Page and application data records

^^^^^^^^

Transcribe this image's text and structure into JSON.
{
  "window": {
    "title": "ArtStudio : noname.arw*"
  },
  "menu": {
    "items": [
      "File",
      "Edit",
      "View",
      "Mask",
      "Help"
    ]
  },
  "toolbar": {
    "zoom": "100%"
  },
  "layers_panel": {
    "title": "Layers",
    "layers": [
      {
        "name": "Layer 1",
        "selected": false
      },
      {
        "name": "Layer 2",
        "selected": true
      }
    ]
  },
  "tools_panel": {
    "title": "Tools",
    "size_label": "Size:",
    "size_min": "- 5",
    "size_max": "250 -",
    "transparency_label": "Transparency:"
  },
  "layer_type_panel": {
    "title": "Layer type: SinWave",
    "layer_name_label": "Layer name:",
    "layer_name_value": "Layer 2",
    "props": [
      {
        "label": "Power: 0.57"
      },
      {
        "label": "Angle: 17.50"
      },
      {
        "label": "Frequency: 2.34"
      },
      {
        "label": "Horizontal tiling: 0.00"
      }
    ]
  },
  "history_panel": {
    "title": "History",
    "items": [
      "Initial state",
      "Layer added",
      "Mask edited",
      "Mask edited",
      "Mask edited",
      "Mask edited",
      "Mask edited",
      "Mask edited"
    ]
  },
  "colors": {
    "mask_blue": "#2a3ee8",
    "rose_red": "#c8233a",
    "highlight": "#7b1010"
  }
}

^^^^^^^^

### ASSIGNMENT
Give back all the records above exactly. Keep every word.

### SOLUTION FOR THIS PROBLEM
Transcribe this image's text and structure into JSON.
{
  "window": {
    "title": "ArtStudio : noname.arw*"
  },
  "menu": {
    "items": [
      "File",
      "Edit",
      "View",
      "Mask",
      "Help"
    ]
  },
  "toolbar": {
    "zoom": "100%"
  },
  "layers_panel": {
    "title": "Layers",
    "layers": [
      {
        "name": "Layer 1",
        "selected": false
      },
      {
        "name": "Layer 2",
        "selected": true
      }
    ]
  },
  "tools_panel": {
    "title": "Tools",
    "size_label": "Size:",
    "size_min": "- 5",
    "size_max": "250 -",
    "transparency_label": "Transparency:"
  },
  "layer_type_panel": {
    "title": "Layer type: SinWave",
    "layer_name_label": "Layer name:",
    "layer_name_value": "Layer 2",
    "props": [
      {
        "label": "Power: 0.57"
      },
      {
        "label": "Angle: 17.50"
      },
      {
        "label": "Frequency: 2.34"
      },
      {
        "label": "Horizontal tiling: 0.00"
      }
    ]
  },
  "history_panel": {
    "title": "History",
    "items": [
      "Initial state",
      "Layer added",
      "Mask edited",
      "Mask edited",
      "Mask edited",
      "Mask edited",
      "Mask edited",
      "Mask edited"
    ]
  },
  "colors": {
    "mask_blue": "#2a3ee8",
    "rose_red": "#c8233a",
    "highlight": "#7b1010"
  }
}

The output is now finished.